> ABOUT THIS TASK: Write the records out again exactly, but without pictures.

> Web page and app entries:
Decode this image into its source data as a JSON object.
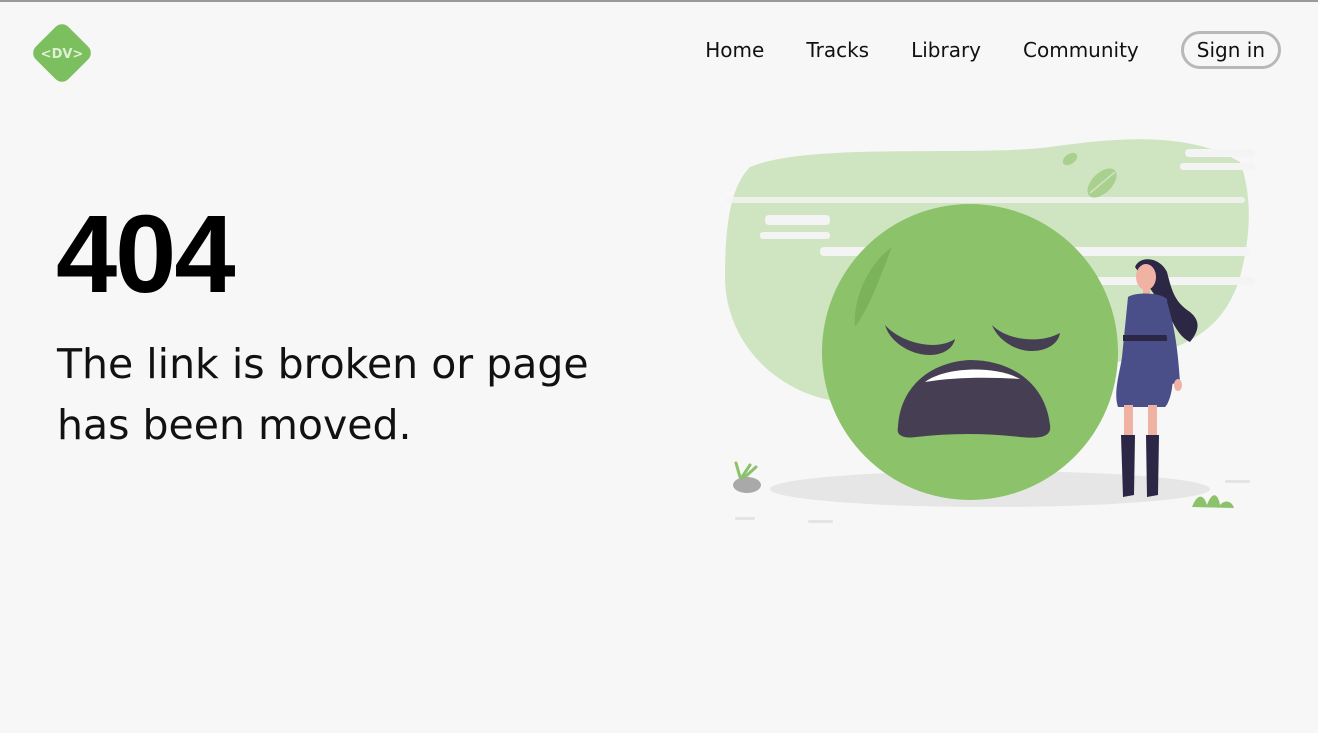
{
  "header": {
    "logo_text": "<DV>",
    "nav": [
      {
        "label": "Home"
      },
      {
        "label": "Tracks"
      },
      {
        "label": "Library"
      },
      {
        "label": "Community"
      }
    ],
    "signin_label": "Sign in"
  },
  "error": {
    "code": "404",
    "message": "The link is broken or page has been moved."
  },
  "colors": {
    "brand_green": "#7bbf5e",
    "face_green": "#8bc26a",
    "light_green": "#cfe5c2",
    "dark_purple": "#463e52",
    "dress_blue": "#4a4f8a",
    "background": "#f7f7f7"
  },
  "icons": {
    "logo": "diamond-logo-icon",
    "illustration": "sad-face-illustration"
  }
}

> OUTPUT OF THE TASK:
Decode this image into its source data as a JSON object.
{
  "header": {
    "logo_text": "<DV>",
    "nav": [
      {
        "label": "Home"
      },
      {
        "label": "Tracks"
      },
      {
        "label": "Library"
      },
      {
        "label": "Community"
      }
    ],
    "signin_label": "Sign in"
  },
  "error": {
    "code": "404",
    "message": "The link is broken or page has been moved."
  },
  "colors": {
    "brand_green": "#7bbf5e",
    "face_green": "#8bc26a",
    "light_green": "#cfe5c2",
    "dark_purple": "#463e52",
    "dress_blue": "#4a4f8a",
    "background": "#f7f7f7"
  },
  "icons": {
    "logo": "diamond-logo-icon",
    "illustration": "sad-face-illustration"
  }
}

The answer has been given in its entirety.